- Madrigalen Italien, SWV 1-18
- Magnificat, “Christmas Story”
Johann Pachelbel composed volumes of carefully constructed, deliberate keyboard works. Performers include Matthew Owens: Volume 1; Simone Stella (Volume 1; Volume 2; Volume 3); and Márton Borsányi (Volume 1; Volume 2).
- Das Kirchenjahr: Ostern bis Michaelis
- Psalmlieder I
- Psalmlieder II
- Psalmlieder III
- Katechismuslieder und andere I
- Katechismuslieder und andere II
- Hexachordum Apollinis
- Fugues on the Magnificat tertii tonii

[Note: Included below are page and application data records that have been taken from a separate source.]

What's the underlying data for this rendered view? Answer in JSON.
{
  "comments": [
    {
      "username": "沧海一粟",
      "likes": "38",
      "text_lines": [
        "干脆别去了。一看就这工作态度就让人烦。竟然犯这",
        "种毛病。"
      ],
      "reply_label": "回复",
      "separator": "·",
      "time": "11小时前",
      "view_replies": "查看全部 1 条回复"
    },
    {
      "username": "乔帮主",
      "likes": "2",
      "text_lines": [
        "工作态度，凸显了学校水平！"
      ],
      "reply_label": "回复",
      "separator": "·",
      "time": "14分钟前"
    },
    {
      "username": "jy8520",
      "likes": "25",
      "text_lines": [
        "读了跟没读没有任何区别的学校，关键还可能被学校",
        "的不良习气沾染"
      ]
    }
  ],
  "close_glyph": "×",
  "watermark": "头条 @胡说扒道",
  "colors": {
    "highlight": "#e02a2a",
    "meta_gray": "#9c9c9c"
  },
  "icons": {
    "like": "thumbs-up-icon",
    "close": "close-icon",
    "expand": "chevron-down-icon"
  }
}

- Ten Holt: Incantatie IV for Three Pianos (1990)
- Cage, Concerto for Piano and Orchestra
- Weinberg, String Quartet No. 9, Op. 80 (1963)
- Raga Manu Bihag (Manu Vihag), a Hindustani classical raag for late evening (performances by Chaurasia, Amir Khan and Amonkar)
- Schmidt, Symphony No. 3 in A Major (1928)
- Amina Cain, Indelicacy: A Novel (Farrar, Straus & Giroux, 2020): “An aspiring writer lands in the life she thinks she wants, one where she’s creating art instead of cleaning it. Eventually she has to consider what’s most important — time, inspiration or human connection?”
What did we say to each other
that now we are as the deer
who walk in single file
with heads high
with ears forward
with eyes watchful
with hooves always placed on firm ground
in whose limbs there is latent flight
[Navarre Scott Momaday, “A Simile”]
Music: songs and other short pieces
- Paul Simon, “Learn How to Fall”